The program began with Mozart’s Symphony No. 40. No, really. And that was all there was on the first half. The strings had been reduced to 18, and there were nine winds. You could hear everything, literally. Mozart is not as common a staple in orchestral programs as he once was, but this rendition should inspire the suits in symphony offices to re-think their abandonment of his music. And the kid’s birthday, coming up on Jan. 27, should provide additional incentive. Here, Canellakis led the thrice-familiar score with keen awareness of its many felicitous beauties, directing it without a baton but oh, so expressively – damn, she knows what that left hand is for, and she used it often! Mid-level and senior listeners know this music perhaps too well, but here it was like experiencing it for the first time, so there were revelations at every turn, and those revelations came (of course) from the work of our superior artist-players in the NCS. There’ve been times when one couldn’t always tell who was doing what in Meymandi, but (as in London) the winds (one flute and pairs of oboes, clarinets, bassoons, and horns) were immaculately clear and detailed, and (golly!) they worked together like a well-oiled machine. The strings, too, excelled, demonstrating their overall excellence throughout. There was warm applause at the conclusion – richly deserved all around.

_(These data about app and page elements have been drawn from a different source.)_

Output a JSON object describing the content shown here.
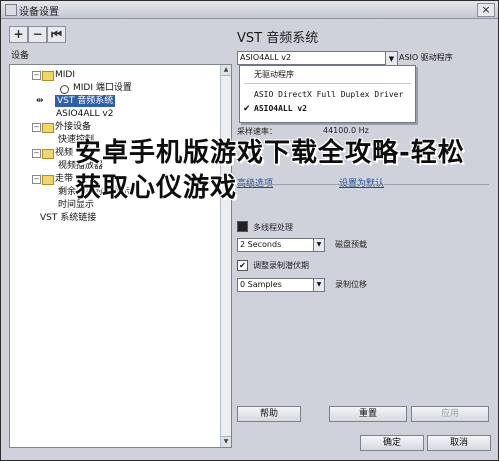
{
  "window": {
    "title": "设备设置",
    "close_glyph": "×"
  },
  "toolbar": {
    "add": "+",
    "remove": "−",
    "reset": "⏮"
  },
  "tree": {
    "header": "设备",
    "items": [
      {
        "label": "MIDI",
        "type": "folder",
        "expander": "−"
      },
      {
        "label": "MIDI 端口设置",
        "type": "node"
      },
      {
        "label": "VST 音频系统",
        "type": "device",
        "selected": true
      },
      {
        "label": "ASIO4ALL v2",
        "type": "leaf"
      },
      {
        "label": "外接设备",
        "type": "folder",
        "expander": "−"
      },
      {
        "label": "快速控制",
        "type": "leaf"
      },
      {
        "label": "视频",
        "type": "folder",
        "expander": "−"
      },
      {
        "label": "视频播放器",
        "type": "leaf"
      },
      {
        "label": "走带",
        "type": "folder",
        "expander": "−"
      },
      {
        "label": "剩余录制时间显示",
        "type": "leaf"
      },
      {
        "label": "时间显示",
        "type": "leaf"
      },
      {
        "label": "VST 系统链接",
        "type": "leaf"
      }
    ]
  },
  "panel": {
    "title": "VST 音频系统",
    "driver_value": "ASIO4ALL v2",
    "driver_label": "ASIO 驱动程序",
    "driver_menu": [
      {
        "label": "无驱动程序",
        "checked": false
      },
      {
        "label": "ASIO DirectX Full Duplex Driver",
        "checked": false
      },
      {
        "label": "ASIO4ALL v2",
        "checked": true
      }
    ],
    "sample_rate_label": "采样速率：",
    "sample_rate_value": "44100.0 Hz",
    "tab_advanced": "高级选项",
    "tab_defaults": "设置为默认",
    "multithread_label": "多线程处理",
    "preload_value": "2 Seconds",
    "preload_label": "磁盘预载",
    "adjust_latency_label": "调整录制潜伏期",
    "offset_value": "0 Samples",
    "offset_label": "录制位移",
    "help_button": "帮助",
    "reset_button": "重置",
    "apply_button": "应用"
  },
  "footer": {
    "ok_button": "确定",
    "cancel_button": "取消"
  },
  "overlay": {
    "text": "安卓手机版游戏下载全攻略-轻松获取心仪游戏"
  }
}
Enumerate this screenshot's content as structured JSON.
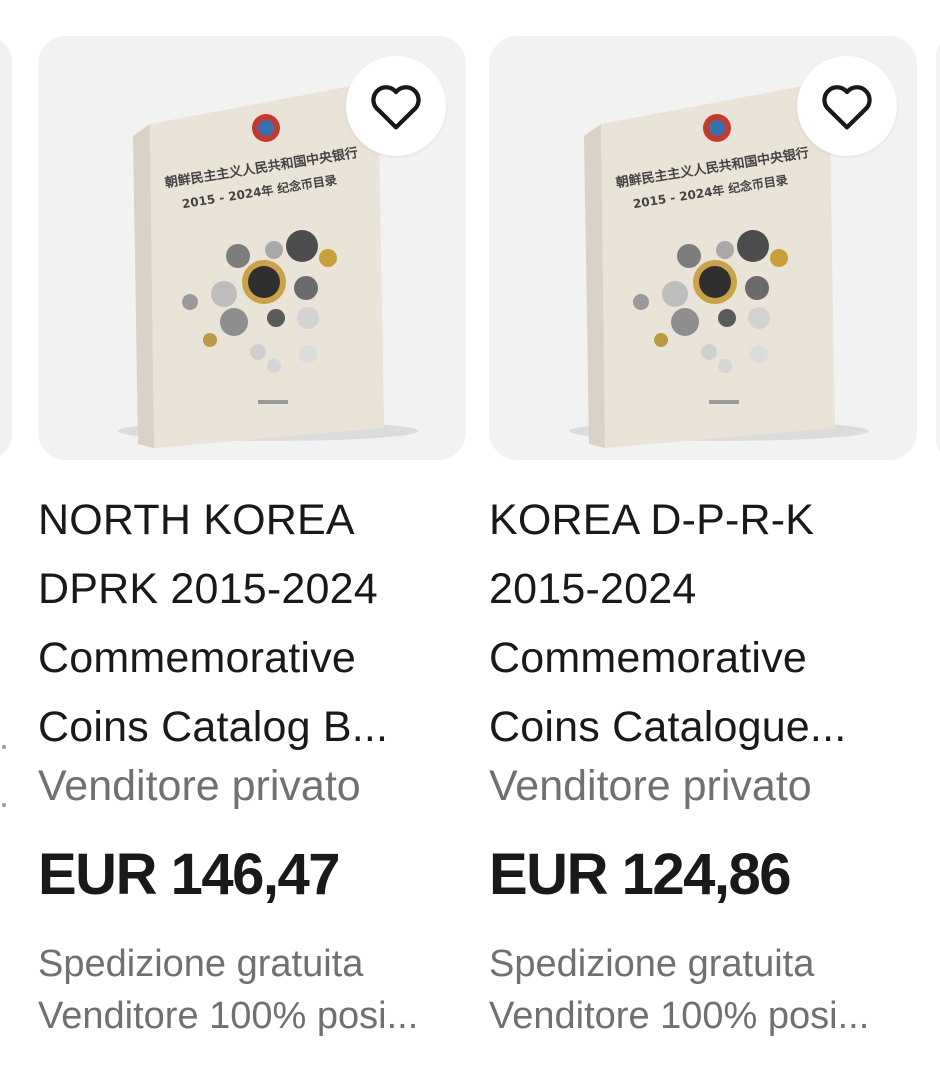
{
  "listings": [
    {
      "title_lines": [
        "NORTH KOREA",
        "DPRK 2015-2024",
        "Commemorative",
        "Coins Catalog B..."
      ],
      "seller_type": "Venditore privato",
      "price": "EUR 146,47",
      "shipping": "Spedizione gratuita",
      "seller_rating": "Venditore 100% posi...",
      "favorite_icon": "heart-outline-icon",
      "image": {
        "cn_title": "朝鲜民主主义人民共和国中央银行",
        "cn_subtitle": "2015 - 2024年 纪念币目录"
      }
    },
    {
      "title_lines": [
        "KOREA D-P-R-K",
        "2015-2024",
        "Commemorative",
        "Coins Catalogue..."
      ],
      "seller_type": "Venditore privato",
      "price": "EUR 124,86",
      "shipping": "Spedizione gratuita",
      "seller_rating": "Venditore 100% posi...",
      "favorite_icon": "heart-outline-icon",
      "image": {
        "cn_title": "朝鲜民主主义人民共和国中央银行",
        "cn_subtitle": "2015 - 2024年 纪念币目录"
      }
    }
  ],
  "colors": {
    "text_primary": "#191919",
    "text_secondary": "#707070",
    "image_bg": "#f2f2f2",
    "book_cover": "#e9e3d8"
  }
}
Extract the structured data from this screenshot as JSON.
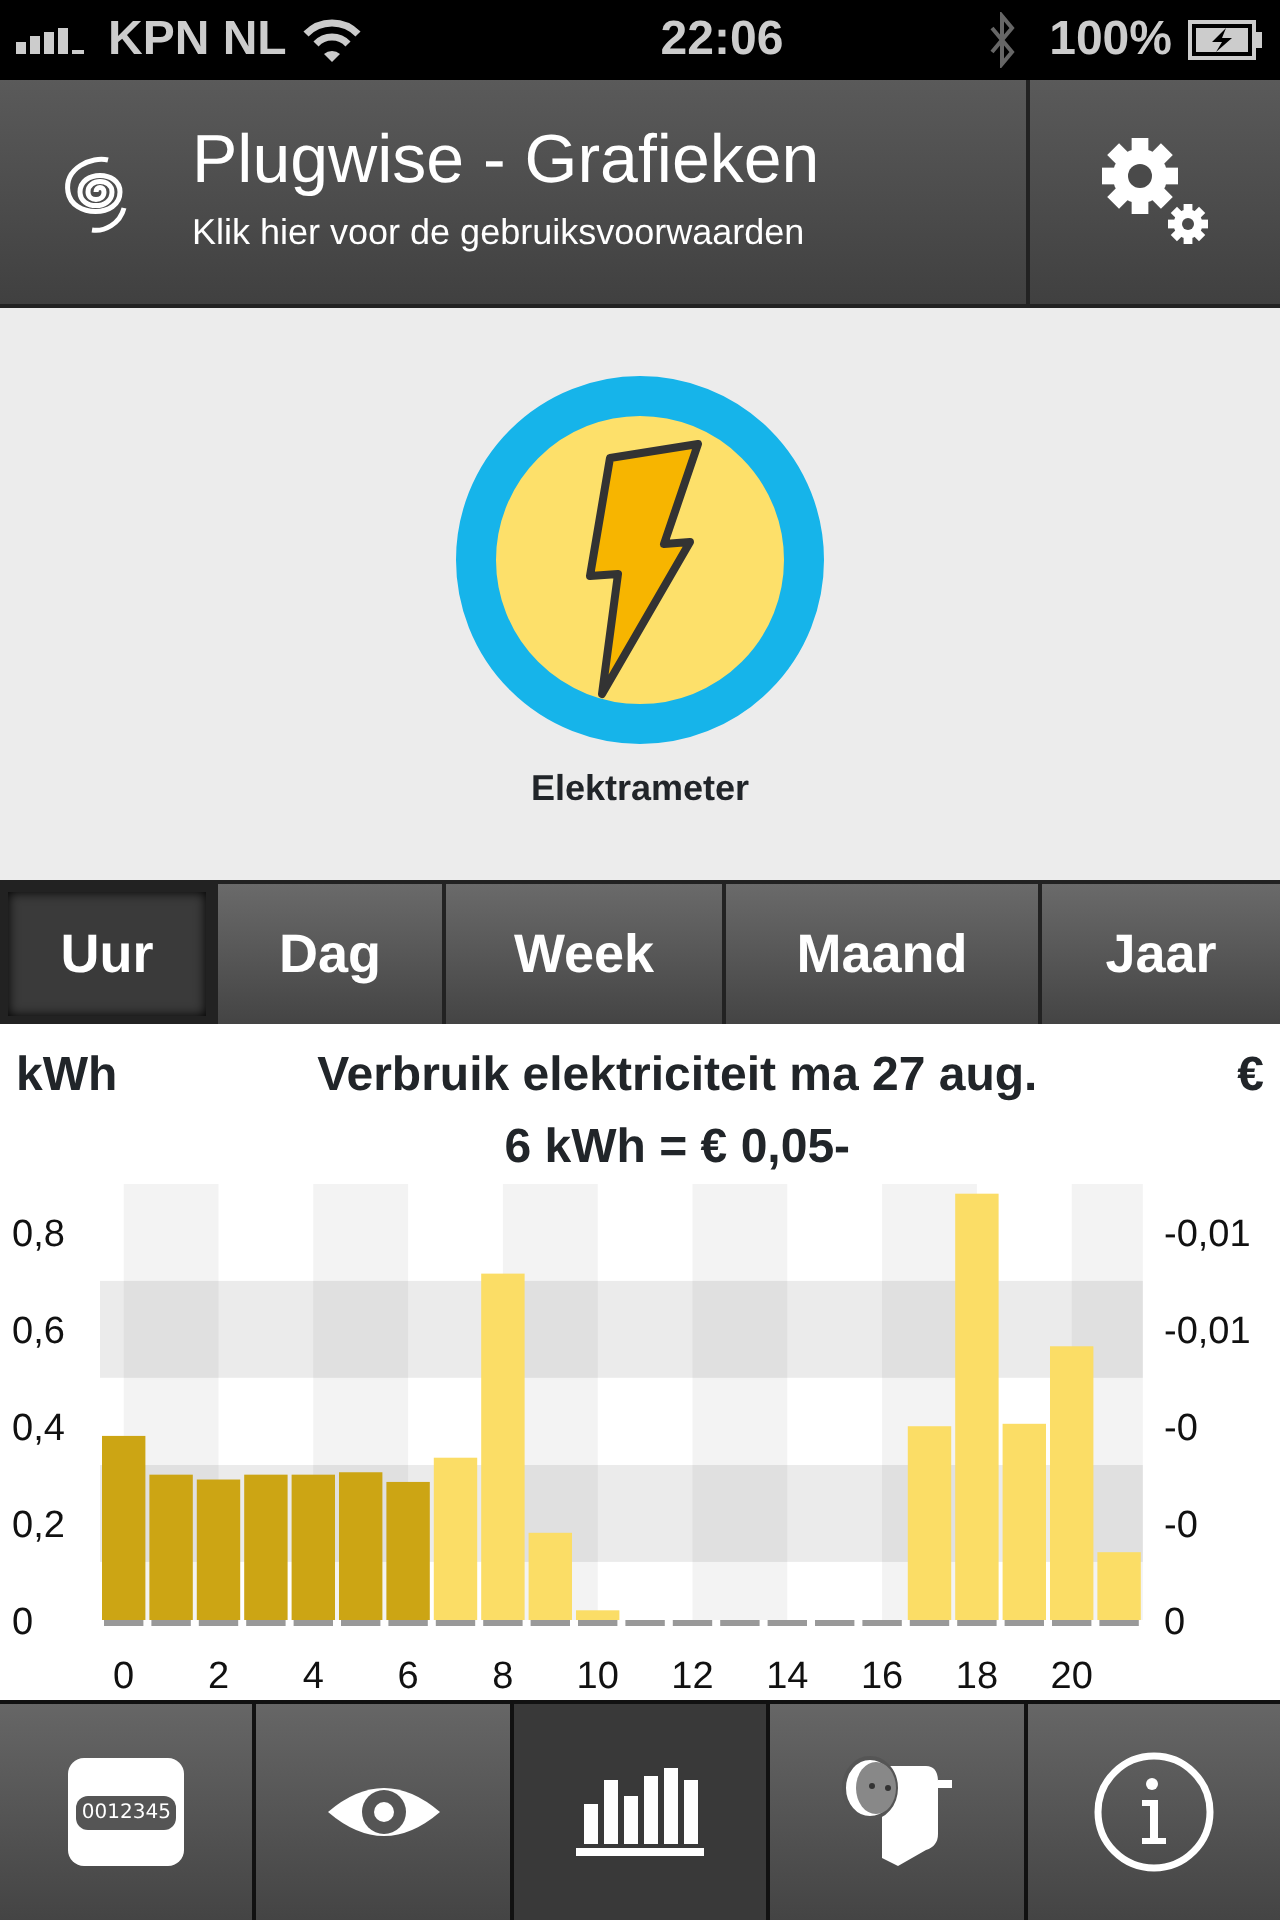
{
  "status_bar": {
    "carrier": "KPN NL",
    "time": "22:06",
    "battery": "100%"
  },
  "header": {
    "title": "Plugwise - Grafieken",
    "subtitle": "Klik hier voor de gebruiksvoorwaarden"
  },
  "device": {
    "label": "Elektrameter"
  },
  "segments": [
    {
      "label": "Uur",
      "selected": true
    },
    {
      "label": "Dag",
      "selected": false
    },
    {
      "label": "Week",
      "selected": false
    },
    {
      "label": "Maand",
      "selected": false
    },
    {
      "label": "Jaar",
      "selected": false
    }
  ],
  "chart": {
    "left_unit": "kWh",
    "title": "Verbruik elektriciteit ma 27 aug.",
    "subtitle": "6 kWh = € 0,05-",
    "right_unit": "€",
    "right_labels": [
      "-0,01",
      "-0,01",
      "-0",
      "-0",
      "0"
    ],
    "chart_data": {
      "type": "bar",
      "x": [
        0,
        1,
        2,
        3,
        4,
        5,
        6,
        7,
        8,
        9,
        10,
        11,
        12,
        13,
        14,
        15,
        16,
        17,
        18,
        19,
        20,
        21
      ],
      "stacked": true,
      "series": [
        {
          "color": "#cca514",
          "values": [
            0.38,
            0.3,
            0.29,
            0.3,
            0.3,
            0.305,
            0.285,
            null,
            null,
            null,
            null,
            null,
            null,
            null,
            null,
            null,
            null,
            null,
            null,
            null,
            null,
            null
          ]
        },
        {
          "color": "#fbdd66",
          "values": [
            null,
            null,
            null,
            null,
            null,
            null,
            null,
            0.335,
            0.715,
            0.18,
            0.02,
            0,
            0,
            0,
            0,
            0,
            0,
            0.4,
            0.88,
            0.405,
            0.565,
            0.14
          ]
        }
      ],
      "bands": [
        {
          "axis": "x",
          "from": 0,
          "to": 2,
          "color": "#f3f3f3"
        },
        {
          "axis": "x",
          "from": 4,
          "to": 6,
          "color": "#f3f3f3"
        },
        {
          "axis": "x",
          "from": 8,
          "to": 10,
          "color": "#f3f3f3"
        },
        {
          "axis": "x",
          "from": 12,
          "to": 14,
          "color": "#f3f3f3"
        },
        {
          "axis": "x",
          "from": 16,
          "to": 18,
          "color": "#f3f3f3"
        },
        {
          "axis": "x",
          "from": 20,
          "to": 21.5,
          "color": "#f3f3f3"
        },
        {
          "axis": "y",
          "from": 0.5,
          "to": 0.7,
          "color": "#ebebeb"
        },
        {
          "axis": "y",
          "from": 0.12,
          "to": 0.32,
          "color": "#ebebeb"
        }
      ],
      "xlim": [
        -0.5,
        21.5
      ],
      "ylim": [
        0,
        0.9
      ],
      "yticks": [
        {
          "value": 0,
          "label": "0"
        },
        {
          "value": 0.2,
          "label": "0,2"
        },
        {
          "value": 0.4,
          "label": "0,4"
        },
        {
          "value": 0.6,
          "label": "0,6"
        },
        {
          "value": 0.8,
          "label": "0,8"
        }
      ],
      "xticks": [
        0,
        2,
        4,
        6,
        8,
        10,
        12,
        14,
        16,
        18,
        20
      ]
    }
  },
  "tab_bar": [
    {
      "kind": "meter",
      "display": "0012345",
      "selected": false
    },
    {
      "kind": "eye",
      "selected": false
    },
    {
      "kind": "bars",
      "selected": true
    },
    {
      "kind": "plug",
      "selected": false
    },
    {
      "kind": "info",
      "selected": false
    }
  ]
}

Part two was devoted to Shostakovich’s Symphony No. 10, for some the prize of the composer’s 15 major works in this form. Putting aside for a moment our strained state of relations with the Russians, this, too, proved revelatory, reminding one that the folks that birthed this music were at one time our friends, allies, and comrades in arms. This symphony isn’t of the bombastic wartime ilk, not is it overtly solicitous of favor or approval. (It was premiered after Stalin’s death.) There are profoundly reflective moments – some of those moments are of considerable duration, actually – and there are passages of exhilaration that leave one figuratively spinning, top-like – but the piece reaches a conclusion that is neither manic nor depressive – perhaps not such an easy accomplishment for the oft’-troubled composer. The performance itself was as stunning as anything experienced in this venue in a very long time and perhaps even more so. Canellakis gave magnificent leadership, invariably making her cues with grace and dignity – she is a delight to observe as she works. But more important, she let our fine instrumentalists play, and play they did, delivering inspired solos aplenty from all quarters as the richly-scored symphony unfolded before our eyes and ears. (Alongside the customary wind, brass, and percussion lineup the complement included two piccolos, English horn, E flat clarinet, contrabassoon, tuba, and a flock of heavily engaged percussionists.) Again, the clarity and definition were hallmarks of the reading, and the precise playing, the clean phrasing enabled listeners to savor the colors and textures in a way that reminded one of the fact that nothing compares with live concert performances – and certainly not performances as inspired as this one.

If you missed it, get thee there for the repeat, on Jan. 12. For details of that, see the sidebar. And for more information about this program, see the NCS’s preview, here.

*The canopy is new, and it’s still being tuned and adjusted. It may or may not have much effect on the sound as perceived by listeners in the hall, but initial reports from some of the musicians are intensely favorable. They’ve long complained that they could not hear each other on the stage. If this addition fixes only that problem, it will have been well worth the investment. Otherwise, the stage lighting is noticeably improved, right off the top. As of Jan. 11, the NCS was still seeking $50K to complete the funding. (We still need a portable shell for choruses on the floor and for smaller ensembles playing there, and we still need an organ.)

Note: Richard Rodda’s fine program note is well worth your attention, as is the decent-sounding 1976 recording on YouTube by Mravinsky, who had led the premiere in 1953.